As previously mentioned, we have a large intake to clinical trials at Addenbrooke’s. The momentum of this is first because many of our consultants are or have been principal investigators in various large trials, and secondly because we share our location with a large research institution. The MRC (Medical Research Council) was pivotal in many groundbreaking medical developments, resulting in more than a handful of Nobel Prizes.(4)
In a pioneering bit of MRC research in 1975, Milstein and Köhler developed the first method of isolating and manufacturing monoclonal antibodies.(5) This sparked a wave of biotech industries in the Cambridge area, with whom the oncology department is closely involved. Therefore, we can be assured that the number of treatments in this area will increase in the next few years, and steps must be taken to account for this in workforce planning.
Recently, one of the changes with the biggest ramifications for practice has been the increase in oral agents.
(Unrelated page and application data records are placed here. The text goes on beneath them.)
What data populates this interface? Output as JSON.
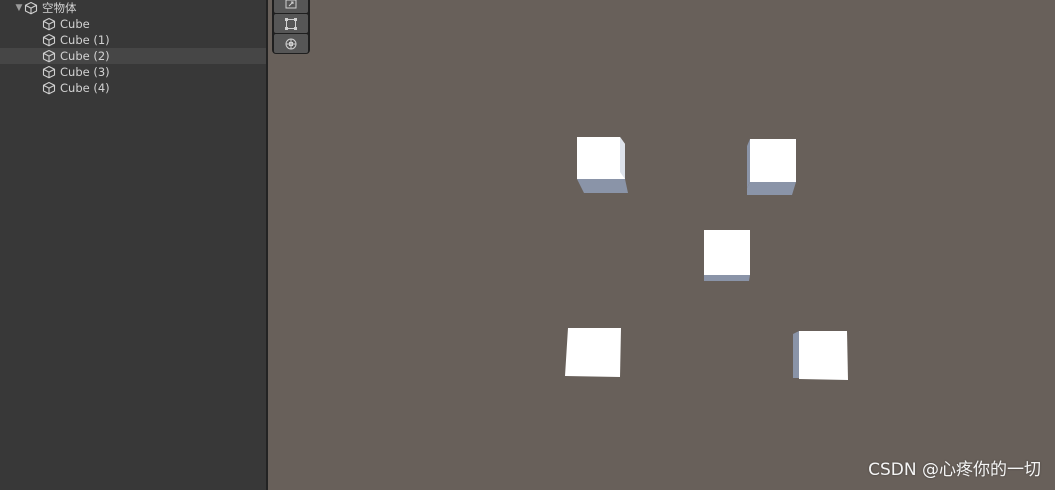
{
  "hierarchy": {
    "parent": {
      "label": "空物体",
      "expanded": true,
      "icon": "cube-outline-icon"
    },
    "children": [
      {
        "label": "Cube",
        "selected": false,
        "icon": "cube-outline-icon"
      },
      {
        "label": "Cube (1)",
        "selected": false,
        "icon": "cube-outline-icon"
      },
      {
        "label": "Cube (2)",
        "selected": true,
        "icon": "cube-outline-icon"
      },
      {
        "label": "Cube (3)",
        "selected": false,
        "icon": "cube-outline-icon"
      },
      {
        "label": "Cube (4)",
        "selected": false,
        "icon": "cube-outline-icon"
      }
    ]
  },
  "scene_view": {
    "background_color": "#68605a",
    "tools": [
      "scale-tool-icon",
      "rect-tool-icon",
      "transform-tool-icon"
    ],
    "cube_count": 5
  },
  "watermark": {
    "text": "CSDN @心疼你的一切"
  }
}
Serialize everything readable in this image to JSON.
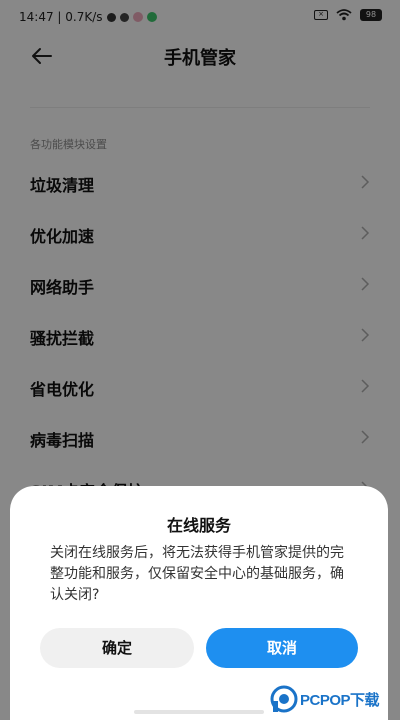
{
  "status_bar": {
    "time_speed": "14:47 | 0.7K/s",
    "battery": "98"
  },
  "header": {
    "title": "手机管家"
  },
  "section_title": "各功能模块设置",
  "menu_items": [
    {
      "label": "垃圾清理"
    },
    {
      "label": "优化加速"
    },
    {
      "label": "网络助手"
    },
    {
      "label": "骚扰拦截"
    },
    {
      "label": "省电优化"
    },
    {
      "label": "病毒扫描"
    },
    {
      "label": "SIM卡安全保护"
    }
  ],
  "dialog": {
    "title": "在线服务",
    "message": "关闭在线服务后，将无法获得手机管家提供的完整功能和服务，仅保留安全中心的基础服务，确认关闭?",
    "confirm_label": "确定",
    "cancel_label": "取消"
  },
  "watermark": "PCPOP下载",
  "colors": {
    "accent": "#1e8ff0",
    "overlay": "rgba(0,0,0,0.45)",
    "background": "#f7f7f7"
  }
}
Capecitabine now has a licence in colorectal and breast cancers where once we may have used 5-fluorouracil (5-FU).
With oral vinorelbine now licensed in the UK for nonsmall-cell lung cancer and a licence in breast cancer looking imminent, a plethora of protein kinase inhibitors on the market (imatinib, erlotinib, etc) and increasing use of thalidomide, our next task is to evaluate the extra pressures now being taken by our traditional dispensaries.
Cancer Research UK
American Cancer Society Homepage
National Institute for Clinical Excellence
ASCO (American Society of Clinical Oncology) 42nd Annual Meeting
2–6 June 2006
BOPA 8th Annual Symposium
14–16 October 2005
SECC, Glasgow, UK